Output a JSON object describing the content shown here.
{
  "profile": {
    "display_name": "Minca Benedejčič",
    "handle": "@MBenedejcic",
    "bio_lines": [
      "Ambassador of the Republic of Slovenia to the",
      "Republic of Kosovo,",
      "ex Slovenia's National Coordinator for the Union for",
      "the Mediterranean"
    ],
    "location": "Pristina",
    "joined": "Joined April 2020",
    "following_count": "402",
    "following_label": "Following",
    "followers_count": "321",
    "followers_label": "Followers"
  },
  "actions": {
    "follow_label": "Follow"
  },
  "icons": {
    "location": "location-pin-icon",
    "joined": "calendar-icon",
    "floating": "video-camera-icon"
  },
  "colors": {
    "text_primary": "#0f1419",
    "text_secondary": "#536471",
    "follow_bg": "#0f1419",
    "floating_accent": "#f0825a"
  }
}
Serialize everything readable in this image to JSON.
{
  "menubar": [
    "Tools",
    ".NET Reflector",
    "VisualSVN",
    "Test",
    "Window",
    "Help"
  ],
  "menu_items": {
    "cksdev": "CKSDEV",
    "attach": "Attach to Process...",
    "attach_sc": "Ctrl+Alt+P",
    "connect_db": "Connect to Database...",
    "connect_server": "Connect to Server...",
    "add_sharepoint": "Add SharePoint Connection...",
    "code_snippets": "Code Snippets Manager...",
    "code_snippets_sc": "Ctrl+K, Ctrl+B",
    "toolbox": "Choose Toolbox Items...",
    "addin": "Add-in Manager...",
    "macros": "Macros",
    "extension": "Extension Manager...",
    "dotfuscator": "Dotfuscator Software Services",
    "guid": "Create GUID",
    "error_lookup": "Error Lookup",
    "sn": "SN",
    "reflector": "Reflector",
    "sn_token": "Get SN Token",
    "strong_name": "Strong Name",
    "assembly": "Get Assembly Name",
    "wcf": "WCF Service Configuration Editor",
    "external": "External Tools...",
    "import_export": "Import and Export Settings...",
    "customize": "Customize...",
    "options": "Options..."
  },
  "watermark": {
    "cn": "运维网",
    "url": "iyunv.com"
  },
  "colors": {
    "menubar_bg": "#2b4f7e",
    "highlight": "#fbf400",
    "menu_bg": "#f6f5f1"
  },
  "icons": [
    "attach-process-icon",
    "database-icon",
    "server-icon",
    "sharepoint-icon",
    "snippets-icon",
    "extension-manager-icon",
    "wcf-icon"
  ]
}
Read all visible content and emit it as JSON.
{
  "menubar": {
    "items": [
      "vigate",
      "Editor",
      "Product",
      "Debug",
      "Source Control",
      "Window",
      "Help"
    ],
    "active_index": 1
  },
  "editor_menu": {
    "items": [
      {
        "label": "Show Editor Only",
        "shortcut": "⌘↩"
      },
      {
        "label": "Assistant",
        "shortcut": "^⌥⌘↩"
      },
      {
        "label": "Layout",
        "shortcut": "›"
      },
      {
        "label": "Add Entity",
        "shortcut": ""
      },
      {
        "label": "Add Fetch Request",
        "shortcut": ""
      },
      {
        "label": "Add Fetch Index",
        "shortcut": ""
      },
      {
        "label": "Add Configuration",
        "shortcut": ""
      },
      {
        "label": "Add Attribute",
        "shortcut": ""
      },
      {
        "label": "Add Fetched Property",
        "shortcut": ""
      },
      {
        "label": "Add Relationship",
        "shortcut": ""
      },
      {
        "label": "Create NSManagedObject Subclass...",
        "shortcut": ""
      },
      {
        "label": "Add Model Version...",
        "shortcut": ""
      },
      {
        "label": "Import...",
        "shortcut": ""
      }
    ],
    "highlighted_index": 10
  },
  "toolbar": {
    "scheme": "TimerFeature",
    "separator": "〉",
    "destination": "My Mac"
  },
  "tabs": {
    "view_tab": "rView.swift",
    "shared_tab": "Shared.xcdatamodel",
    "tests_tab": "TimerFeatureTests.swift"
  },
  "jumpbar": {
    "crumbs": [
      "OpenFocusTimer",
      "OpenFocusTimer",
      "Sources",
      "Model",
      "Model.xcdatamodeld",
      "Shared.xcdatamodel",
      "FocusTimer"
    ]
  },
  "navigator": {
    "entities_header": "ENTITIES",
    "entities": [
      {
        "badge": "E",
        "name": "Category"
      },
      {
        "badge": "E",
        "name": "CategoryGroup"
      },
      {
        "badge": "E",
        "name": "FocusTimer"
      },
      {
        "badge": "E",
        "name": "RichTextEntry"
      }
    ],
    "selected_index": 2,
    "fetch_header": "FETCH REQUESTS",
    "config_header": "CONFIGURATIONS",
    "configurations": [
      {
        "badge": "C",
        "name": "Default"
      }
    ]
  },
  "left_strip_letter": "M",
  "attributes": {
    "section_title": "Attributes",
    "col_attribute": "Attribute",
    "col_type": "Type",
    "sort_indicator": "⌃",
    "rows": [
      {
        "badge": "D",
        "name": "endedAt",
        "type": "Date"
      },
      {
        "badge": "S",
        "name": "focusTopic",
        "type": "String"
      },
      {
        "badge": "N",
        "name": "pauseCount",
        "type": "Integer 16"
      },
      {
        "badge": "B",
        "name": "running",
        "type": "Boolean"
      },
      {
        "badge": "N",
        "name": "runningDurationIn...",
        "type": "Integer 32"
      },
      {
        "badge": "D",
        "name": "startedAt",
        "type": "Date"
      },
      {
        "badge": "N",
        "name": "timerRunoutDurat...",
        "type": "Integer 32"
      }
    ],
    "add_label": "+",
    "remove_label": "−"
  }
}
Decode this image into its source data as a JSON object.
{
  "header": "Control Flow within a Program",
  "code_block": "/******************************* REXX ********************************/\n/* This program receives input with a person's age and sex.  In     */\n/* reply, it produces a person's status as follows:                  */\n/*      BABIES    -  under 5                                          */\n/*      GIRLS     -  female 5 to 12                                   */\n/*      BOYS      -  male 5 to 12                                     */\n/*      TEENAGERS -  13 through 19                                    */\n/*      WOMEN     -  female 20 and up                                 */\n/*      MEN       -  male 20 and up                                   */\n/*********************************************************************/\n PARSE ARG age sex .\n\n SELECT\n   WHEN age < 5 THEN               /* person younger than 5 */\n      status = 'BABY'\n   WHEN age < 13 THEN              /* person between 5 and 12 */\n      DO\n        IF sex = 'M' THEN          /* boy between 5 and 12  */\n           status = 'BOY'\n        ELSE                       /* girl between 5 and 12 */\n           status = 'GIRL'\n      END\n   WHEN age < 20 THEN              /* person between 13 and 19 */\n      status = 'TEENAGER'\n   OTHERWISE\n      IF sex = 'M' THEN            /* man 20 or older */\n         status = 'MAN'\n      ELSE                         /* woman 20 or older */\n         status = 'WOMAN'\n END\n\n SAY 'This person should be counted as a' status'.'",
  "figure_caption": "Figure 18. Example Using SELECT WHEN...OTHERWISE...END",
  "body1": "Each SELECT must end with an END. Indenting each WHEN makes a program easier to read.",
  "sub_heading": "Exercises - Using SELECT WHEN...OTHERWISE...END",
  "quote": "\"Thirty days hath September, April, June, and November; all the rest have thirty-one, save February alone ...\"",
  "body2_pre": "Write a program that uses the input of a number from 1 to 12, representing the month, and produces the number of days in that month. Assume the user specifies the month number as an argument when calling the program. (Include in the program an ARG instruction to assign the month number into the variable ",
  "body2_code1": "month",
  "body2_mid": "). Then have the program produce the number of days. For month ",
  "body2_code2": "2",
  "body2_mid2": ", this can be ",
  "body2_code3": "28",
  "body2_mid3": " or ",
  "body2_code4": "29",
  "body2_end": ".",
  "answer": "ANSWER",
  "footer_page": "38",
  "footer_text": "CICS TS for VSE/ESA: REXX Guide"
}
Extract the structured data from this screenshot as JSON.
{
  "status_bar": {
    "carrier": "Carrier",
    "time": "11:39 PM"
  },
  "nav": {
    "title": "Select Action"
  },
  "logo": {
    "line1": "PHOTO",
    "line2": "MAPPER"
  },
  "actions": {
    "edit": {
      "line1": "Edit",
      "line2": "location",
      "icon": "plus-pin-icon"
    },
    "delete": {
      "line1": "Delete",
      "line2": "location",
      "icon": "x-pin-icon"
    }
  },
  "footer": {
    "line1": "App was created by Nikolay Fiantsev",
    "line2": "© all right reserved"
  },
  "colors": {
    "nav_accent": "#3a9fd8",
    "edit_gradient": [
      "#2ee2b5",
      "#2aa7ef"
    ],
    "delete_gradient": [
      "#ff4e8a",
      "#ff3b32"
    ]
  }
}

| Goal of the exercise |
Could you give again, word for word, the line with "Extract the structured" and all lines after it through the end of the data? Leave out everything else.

| Result of the exercise |
Extract the structured data from this screenshot as JSON.
{
  "status_bar": {
    "carrier": "Carrier",
    "time": "11:39 PM"
  },
  "nav": {
    "title": "Select Action"
  },
  "logo": {
    "line1": "PHOTO",
    "line2": "MAPPER"
  },
  "actions": {
    "edit": {
      "line1": "Edit",
      "line2": "location",
      "icon": "plus-pin-icon"
    },
    "delete": {
      "line1": "Delete",
      "line2": "location",
      "icon": "x-pin-icon"
    }
  },
  "footer": {
    "line1": "App was created by Nikolay Fiantsev",
    "line2": "© all right reserved"
  },
  "colors": {
    "nav_accent": "#3a9fd8",
    "edit_gradient": [
      "#2ee2b5",
      "#2aa7ef"
    ],
    "delete_gradient": [
      "#ff4e8a",
      "#ff3b32"
    ]
  }
}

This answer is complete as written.